Qiang Wang, a/k/a Jeffrey Wang, a New York antiques dealer, pleaded guilty today in federal court in New York City to conspiracy to smuggle Asian artifacts made from rhinoceros horns and ivory and violate wildlife trafficking laws, announced Robert G. Dreher, the Acting Assistant Attorney General for the Environment and Natural Resources Division of the Department of Justice, Preet Bharara, U.S. Attorney for the Southern District of New York, and Dan Ashe, Director of the U.S. Fish and Wildlife Service.
Wang was arrested in February 2013 as part of “Operation Crash,” a nation-wide crackdown in the illegal trafficking in rhinoceros horns, for his role in smuggling libation cups carved from rhinoceros horns from New York to Hong Kong and China. He pleaded guilty today before U.S. District Judge Katherine B. Forrest of the Southern District of New York.
“Wang and others conspired in an illegal trade that is threatening the future of these species,” said Acting Assistant Attorney General Dreher. “This prosecution and continuing investigation should send a clear message to buyers and sellers that we will vigorously investigate and prosecute those who are involved in this devastating trade.”
“Today’s guilty plea ensures that Qiang Wang, who flouted domestic and international regulations by smuggling artifacts made from an endangered species out of the United States, will be held to account for his crimes,” said U.S. Attorney Bharara. “This Office will continue to work with its law enforcement partners to hold to account anyone engaged in this illegal trade.”
“Poaching and profiteering are undermining decades of work by conservationists to stabilize and rebuild rhino and elephant populations,” said Fish and Wildlife Service Director Ashe. “As this latest guilty plea demonstrates, we continue working with our partners in the United States and overseas to stop the slaughter and crack down on the illegal trafficking that fuels it.”
According to the information, plea agreement, and statements made during court proceedings:
In China, there is a tradition dating back centuries of intricately carving rhinoceros horn cups. Drinking from such a cup was believed by some to bring good health, and antique carvings are highly prized by collectors. Libation cups and other ornamental carvings are particularly sought after in China and in other Asian countries, as well as in the United States. The escalating value of such items has resulted in an increased demand for rhinoceros horn that has helped fuel a thriving black market, including fake antiques made from recently hunted rhinoceros.

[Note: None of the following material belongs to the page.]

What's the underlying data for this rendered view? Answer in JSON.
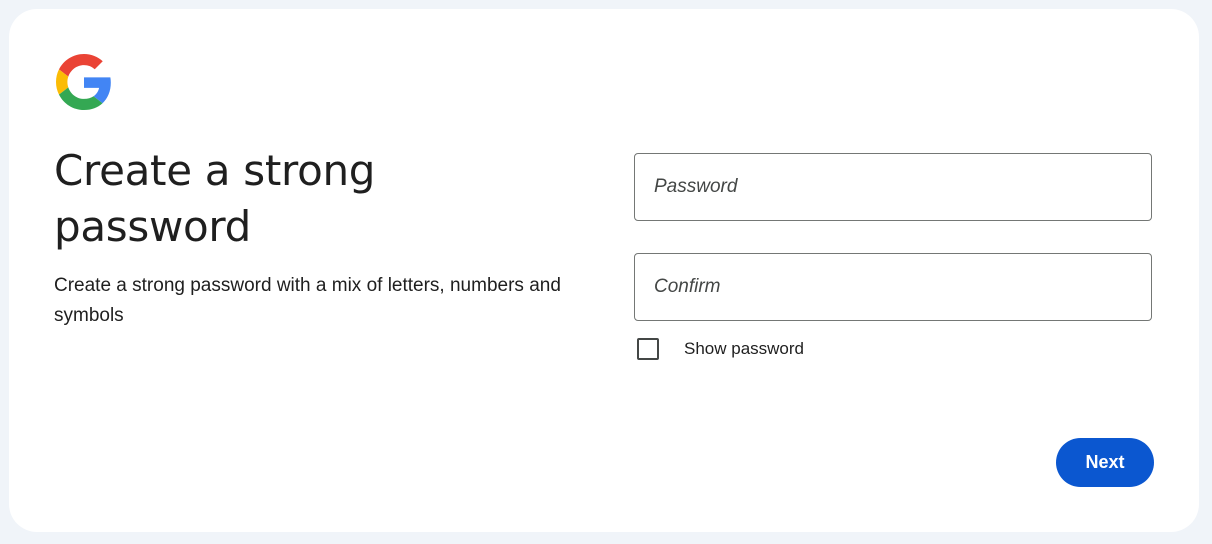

Between approximately January 2011 and February 2013, Wang conspired with at least two others to smuggle objects containing rhinoceros horn and elephant ivory out of the United States knowing that it was illegal to export such items without required permits. Due to their dwindling populations, all rhinoceros and elephant species are protected under international trade agreements. Wang made and used false U.S. Customs Declarations for the packages containing rhinoceros horn and ivory objects in order to conceal the true contents of the packages, and did not declare them to the U.S. Fish and Wildlife Service or U.S. Customs and Border Protection as required under U.S. law and international trade agreements.
Wang, 34, of Flushing, N.Y., pleaded guilty to one count of conspiracy, which carries a maximum penalty of five years in prison. Under the terms of the plea agreement, items recovered from Wang’s apartment, including an ivory statute found hidden behind his bed, will be forfeited. He is scheduled to be sentenced by Judge Forrest on Oct. 25, 2013.

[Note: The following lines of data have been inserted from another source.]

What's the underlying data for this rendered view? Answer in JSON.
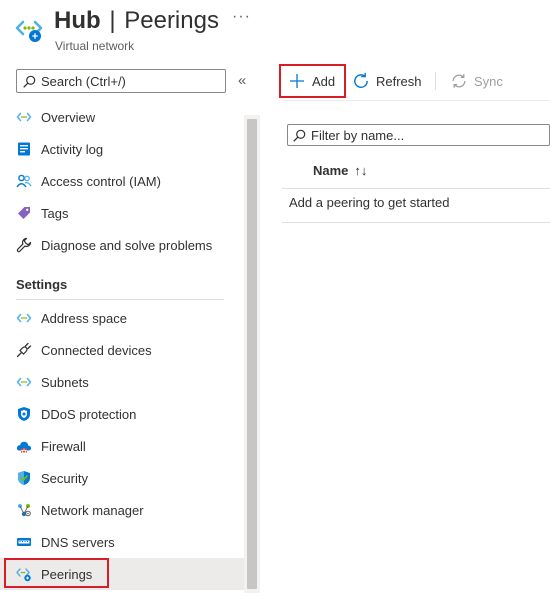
{
  "header": {
    "resource_name": "Hub",
    "separator": "|",
    "page_name": "Peerings",
    "subtitle": "Virtual network",
    "more": "···"
  },
  "sidebar": {
    "search_placeholder": "Search (Ctrl+/)",
    "collapse": "«",
    "items_top": [
      {
        "label": "Overview",
        "icon": "vnet-icon"
      },
      {
        "label": "Activity log",
        "icon": "activity-log-icon"
      },
      {
        "label": "Access control (IAM)",
        "icon": "people-icon"
      },
      {
        "label": "Tags",
        "icon": "tag-icon"
      },
      {
        "label": "Diagnose and solve problems",
        "icon": "wrench-icon"
      }
    ],
    "settings_label": "Settings",
    "items_settings": [
      {
        "label": "Address space",
        "icon": "vnet-icon"
      },
      {
        "label": "Connected devices",
        "icon": "plug-icon"
      },
      {
        "label": "Subnets",
        "icon": "vnet-icon"
      },
      {
        "label": "DDoS protection",
        "icon": "shield-icon"
      },
      {
        "label": "Firewall",
        "icon": "firewall-cloud-icon"
      },
      {
        "label": "Security",
        "icon": "security-shield-icon"
      },
      {
        "label": "Network manager",
        "icon": "network-manager-icon"
      },
      {
        "label": "DNS servers",
        "icon": "dns-icon"
      },
      {
        "label": "Peerings",
        "icon": "peerings-icon",
        "active": true
      }
    ]
  },
  "toolbar": {
    "add_label": "Add",
    "refresh_label": "Refresh",
    "sync_label": "Sync"
  },
  "main": {
    "filter_placeholder": "Filter by name...",
    "column_name": "Name",
    "sort_glyph": "↑↓",
    "empty_message": "Add a peering to get started"
  },
  "colors": {
    "accent": "#0078d4",
    "highlight_border": "#d71e28",
    "active_bg": "#edebe9"
  }
}
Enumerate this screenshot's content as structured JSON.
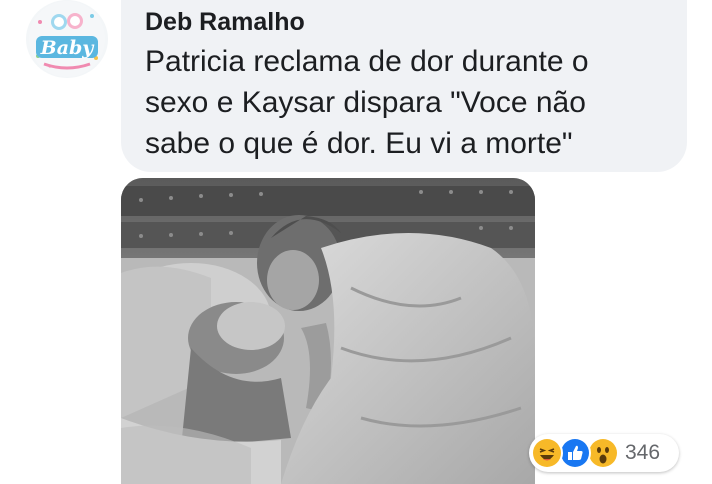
{
  "avatar": {
    "logo_text": "Baby",
    "icon": "baby-page-logo"
  },
  "comment": {
    "author": "Deb Ramalho",
    "text_lines": [
      "Patricia reclama de dor durante o",
      "sexo e Kaysar dispara \"Voce não",
      "sabe o que é dor. Eu vi a morte\""
    ]
  },
  "photo": {
    "description_icon": "attached-photo"
  },
  "reactions": {
    "icons": [
      "haha-icon",
      "like-icon",
      "wow-icon"
    ],
    "count": "346"
  },
  "colors": {
    "bubble": "#f0f2f5",
    "text": "#1c1e21",
    "like_blue": "#1877f2",
    "haha_yellow": "#f7b928",
    "count_gray": "#65676b"
  }
}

Rhinoceros are an herbivore species of prehistoric origin and one of the largest remaining mega-fauna on earth. They have no known predators other than humans. All species of rhinoceros are protected under United States and international law. Since 1976, trade in rhinoceros horn has been regulated under the Convention on International Trade in Endangered Species of Wild Fauna and Flora (CITES), a treaty signed by over 170 countries around the world to protect fish, wildlife, and plants that are or may become imperiled due to the demands of international markets.

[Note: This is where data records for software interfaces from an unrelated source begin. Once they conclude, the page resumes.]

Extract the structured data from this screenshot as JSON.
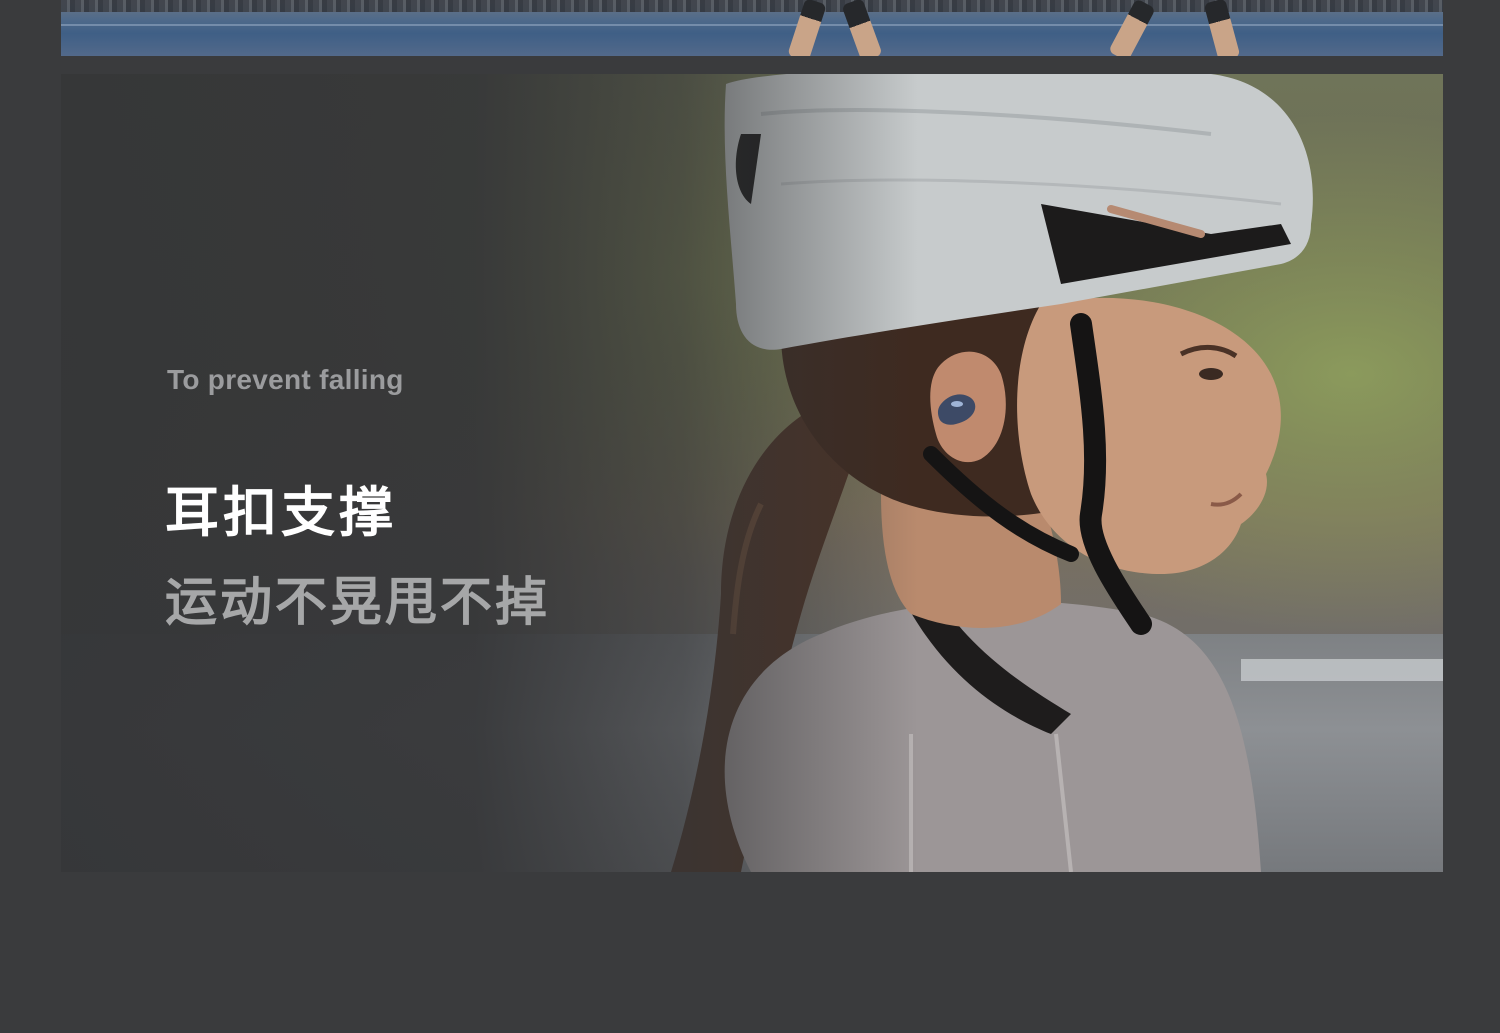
{
  "hero": {
    "tagline": "To prevent falling",
    "title": "耳扣支撑",
    "subtitle": "运动不晃甩不掉"
  },
  "colors": {
    "background": "#3a3b3d",
    "title": "#ffffff",
    "subtitle": "#a6a7a8",
    "tagline": "#9b9c9e"
  }
}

Operation Crash is a continuing investigation being conducted by the Department of the Interior’s Fish and Wildlife Service (FWS), in coordination with other federal and local law enforcement agencies including U.S. Immigration and Customs Enforcement’s Homeland Security Investigations. A “crash” is the term for a herd of rhinoceros. Operation Crash is an ongoing effort to detect, deter and prosecute those engaged in the illegal killing of rhinoceros and the unlawful trafficking of rhinoceros horns.
Mr. Bharara and Mr. Dreher commended the U.S. Fish and Wildlife Service for its outstanding work in this investigation. They also thanked the New York State Department of Environmental Conservation Division of Law Enforcement and U.S. Immigration and Customs Enforcement’s Homeland Security Investigations for their assistance.
The case is being handled by the U.S. Attorney’s Office Complex Frauds Unit and the Justice Department’s Environment and Natural Resources Division. Assistant United States Attorney Janis M. Echenberg and Senior Trial Attorney Richard A. Udell of the Justice Department’s Environmental Crimes Section are in charge of the prosecution.